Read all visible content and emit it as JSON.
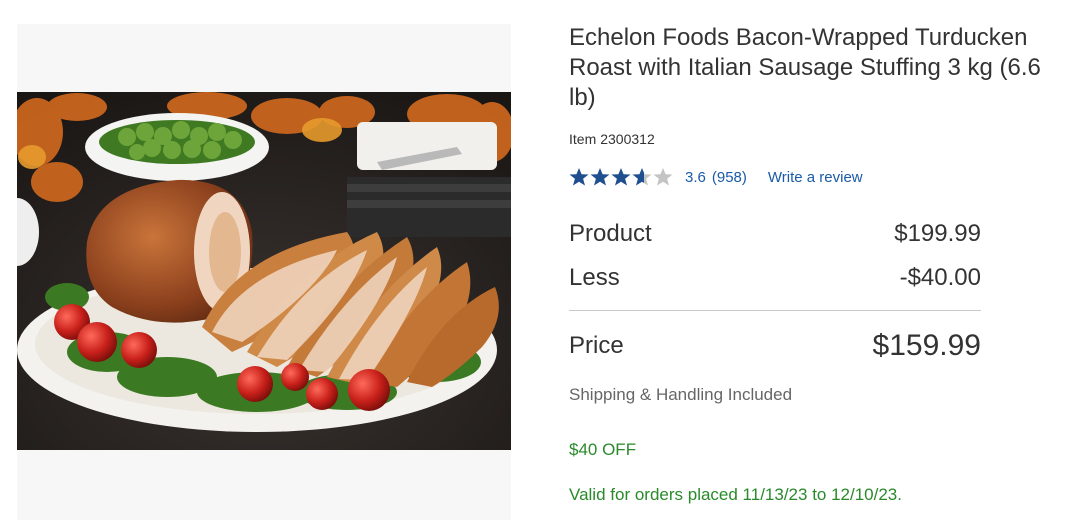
{
  "product": {
    "title": "Echelon Foods Bacon-Wrapped Turducken Roast with Italian Sausage Stuffing 3 kg (6.6 lb)",
    "item_label": "Item",
    "item_number": "2300312",
    "image_alt": "Bacon-wrapped turducken roast sliced on a platter with parsley and cherry tomatoes"
  },
  "rating": {
    "value": "3.6",
    "count": "(958)",
    "stars_filled": 3.6,
    "stars_total": 5,
    "write_review": "Write a review"
  },
  "pricing": {
    "product_label": "Product",
    "product_amount": "$199.99",
    "less_label": "Less",
    "less_amount": "-$40.00",
    "price_label": "Price",
    "price_amount": "$159.99"
  },
  "shipping": "Shipping & Handling Included",
  "promo": {
    "text": "$40 OFF",
    "validity": "Valid for orders placed 11/13/23 to 12/10/23."
  },
  "colors": {
    "link": "#1a5aa8",
    "star_filled": "#1f4f8f",
    "star_empty": "#c4c4c4",
    "promo": "#2a8a2a"
  }
}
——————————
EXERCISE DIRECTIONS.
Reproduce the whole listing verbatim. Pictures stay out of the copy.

ANSWER AREA.
Read all visible content and emit it as JSON.
{
  "product": {
    "title": "Echelon Foods Bacon-Wrapped Turducken Roast with Italian Sausage Stuffing 3 kg (6.6 lb)",
    "item_label": "Item",
    "item_number": "2300312",
    "image_alt": "Bacon-wrapped turducken roast sliced on a platter with parsley and cherry tomatoes"
  },
  "rating": {
    "value": "3.6",
    "count": "(958)",
    "stars_filled": 3.6,
    "stars_total": 5,
    "write_review": "Write a review"
  },
  "pricing": {
    "product_label": "Product",
    "product_amount": "$199.99",
    "less_label": "Less",
    "less_amount": "-$40.00",
    "price_label": "Price",
    "price_amount": "$159.99"
  },
  "shipping": "Shipping & Handling Included",
  "promo": {
    "text": "$40 OFF",
    "validity": "Valid for orders placed 11/13/23 to 12/10/23."
  },
  "colors": {
    "link": "#1a5aa8",
    "star_filled": "#1f4f8f",
    "star_empty": "#c4c4c4",
    "promo": "#2a8a2a"
  }
}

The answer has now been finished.